WHAT IS EXPECTED:
When a line below holds the string "this", show that line.

ENTRIES SUPPLIED:
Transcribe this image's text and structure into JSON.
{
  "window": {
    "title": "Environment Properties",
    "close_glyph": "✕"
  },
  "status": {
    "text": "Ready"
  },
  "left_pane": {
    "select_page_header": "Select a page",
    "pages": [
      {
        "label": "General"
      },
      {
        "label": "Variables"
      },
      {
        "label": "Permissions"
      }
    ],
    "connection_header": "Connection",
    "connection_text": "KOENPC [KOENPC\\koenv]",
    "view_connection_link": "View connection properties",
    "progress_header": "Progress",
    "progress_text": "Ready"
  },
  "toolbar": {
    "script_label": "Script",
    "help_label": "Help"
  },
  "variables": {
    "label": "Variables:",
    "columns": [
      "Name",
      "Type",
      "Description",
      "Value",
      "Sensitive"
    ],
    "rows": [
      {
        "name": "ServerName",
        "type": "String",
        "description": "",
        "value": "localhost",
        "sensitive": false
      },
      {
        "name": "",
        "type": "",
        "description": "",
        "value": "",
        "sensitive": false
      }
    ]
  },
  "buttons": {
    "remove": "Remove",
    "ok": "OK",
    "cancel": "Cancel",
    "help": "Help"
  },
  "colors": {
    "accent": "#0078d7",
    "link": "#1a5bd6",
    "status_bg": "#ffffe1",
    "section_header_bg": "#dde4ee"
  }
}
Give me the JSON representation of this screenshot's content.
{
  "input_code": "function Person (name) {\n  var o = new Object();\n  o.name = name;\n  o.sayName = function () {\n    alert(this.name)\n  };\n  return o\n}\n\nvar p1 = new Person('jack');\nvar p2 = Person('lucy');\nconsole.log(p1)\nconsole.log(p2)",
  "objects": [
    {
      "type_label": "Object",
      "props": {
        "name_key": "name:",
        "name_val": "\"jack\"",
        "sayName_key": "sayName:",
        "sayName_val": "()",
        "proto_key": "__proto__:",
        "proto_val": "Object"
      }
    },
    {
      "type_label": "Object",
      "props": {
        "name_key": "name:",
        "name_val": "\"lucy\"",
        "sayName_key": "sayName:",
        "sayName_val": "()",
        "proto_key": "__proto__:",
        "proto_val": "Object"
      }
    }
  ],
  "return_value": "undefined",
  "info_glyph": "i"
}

FINISHED EXERCISE:
Transcribe this image's text and structure into JSON.
Give me the JSON representation of this screenshot's content.
  "input_code": "function Person (name) {\n  var o = new Object();\n  o.name = name;\n  o.sayName = function () {\n    alert(this.name)\n  };\n  return o\n}\n\nvar p1 = new Person('jack');\nvar p2 = Person('lucy');\nconsole.log(p1)\nconsole.log(p2)",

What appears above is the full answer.